AIM OF THE TASK
What you write must match the records exactly, except for the images, which are left out.

Dataset rows describing interfaces
- - -
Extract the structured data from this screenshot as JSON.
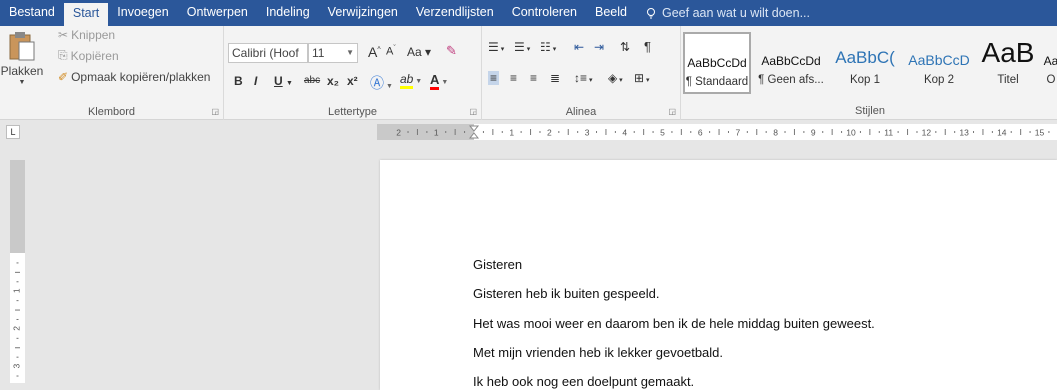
{
  "tabs": [
    "Bestand",
    "Start",
    "Invoegen",
    "Ontwerpen",
    "Indeling",
    "Verwijzingen",
    "Verzendlijsten",
    "Controleren",
    "Beeld"
  ],
  "tell_me": "Geef aan wat u wilt doen...",
  "clipboard": {
    "paste": "Plakken",
    "cut": "Knippen",
    "copy": "Kopiëren",
    "format_painter": "Opmaak kopiëren/plakken",
    "label": "Klembord"
  },
  "font": {
    "name": "Calibri (Hoof",
    "size": "11",
    "label": "Lettertype",
    "bold": "B",
    "italic": "I",
    "underline": "U",
    "strike": "abc",
    "subscript": "x₂",
    "superscript": "x²",
    "grow": "A",
    "shrink": "A",
    "case": "Aa"
  },
  "paragraph": {
    "label": "Alinea"
  },
  "styles": {
    "label": "Stijlen",
    "items": [
      {
        "preview": "AaBbCcDd",
        "name": "¶ Standaard",
        "selected": true
      },
      {
        "preview": "AaBbCcDd",
        "name": "¶ Geen afs..."
      },
      {
        "preview": "AaBbC(",
        "name": "Kop 1"
      },
      {
        "preview": "AaBbCcD",
        "name": "Kop 2"
      },
      {
        "preview": "AaB",
        "name": "Titel"
      },
      {
        "preview": "Aa",
        "name": "O"
      }
    ]
  },
  "ruler": {
    "tab_selector": "L",
    "h_ticks": [
      "2",
      "1",
      "",
      "1",
      "2",
      "3",
      "4",
      "5",
      "6",
      "7",
      "8",
      "9",
      "10",
      "11",
      "12",
      "13",
      "14",
      "15"
    ],
    "v_ticks": [
      "2",
      "1",
      "",
      "1",
      "2",
      "3"
    ]
  },
  "document": {
    "paragraphs": [
      "Gisteren",
      "Gisteren heb ik buiten gespeeld.",
      "Het was mooi weer en daarom ben ik de hele middag buiten geweest.",
      "Met mijn vrienden heb ik lekker gevoetbald.",
      "Ik heb ook nog een doelpunt gemaakt."
    ]
  },
  "colors": {
    "brand": "#2b579a",
    "highlight": "#ffff00",
    "font_color": "#ff0000"
  }
}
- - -
RESULT OF THIS EXERCISE
Extract the structured data from this screenshot as JSON.
{
  "tabs": [
    "Bestand",
    "Start",
    "Invoegen",
    "Ontwerpen",
    "Indeling",
    "Verwijzingen",
    "Verzendlijsten",
    "Controleren",
    "Beeld"
  ],
  "tell_me": "Geef aan wat u wilt doen...",
  "clipboard": {
    "paste": "Plakken",
    "cut": "Knippen",
    "copy": "Kopiëren",
    "format_painter": "Opmaak kopiëren/plakken",
    "label": "Klembord"
  },
  "font": {
    "name": "Calibri (Hoof",
    "size": "11",
    "label": "Lettertype",
    "bold": "B",
    "italic": "I",
    "underline": "U",
    "strike": "abc",
    "subscript": "x₂",
    "superscript": "x²",
    "grow": "A",
    "shrink": "A",
    "case": "Aa"
  },
  "paragraph": {
    "label": "Alinea"
  },
  "styles": {
    "label": "Stijlen",
    "items": [
      {
        "preview": "AaBbCcDd",
        "name": "¶ Standaard",
        "selected": true
      },
      {
        "preview": "AaBbCcDd",
        "name": "¶ Geen afs..."
      },
      {
        "preview": "AaBbC(",
        "name": "Kop 1"
      },
      {
        "preview": "AaBbCcD",
        "name": "Kop 2"
      },
      {
        "preview": "AaB",
        "name": "Titel"
      },
      {
        "preview": "Aa",
        "name": "O"
      }
    ]
  },
  "ruler": {
    "tab_selector": "L",
    "h_ticks": [
      "2",
      "1",
      "",
      "1",
      "2",
      "3",
      "4",
      "5",
      "6",
      "7",
      "8",
      "9",
      "10",
      "11",
      "12",
      "13",
      "14",
      "15"
    ],
    "v_ticks": [
      "2",
      "1",
      "",
      "1",
      "2",
      "3"
    ]
  },
  "document": {
    "paragraphs": [
      "Gisteren",
      "Gisteren heb ik buiten gespeeld.",
      "Het was mooi weer en daarom ben ik de hele middag buiten geweest.",
      "Met mijn vrienden heb ik lekker gevoetbald.",
      "Ik heb ook nog een doelpunt gemaakt."
    ]
  },
  "colors": {
    "brand": "#2b579a",
    "highlight": "#ffff00",
    "font_color": "#ff0000"
  }
}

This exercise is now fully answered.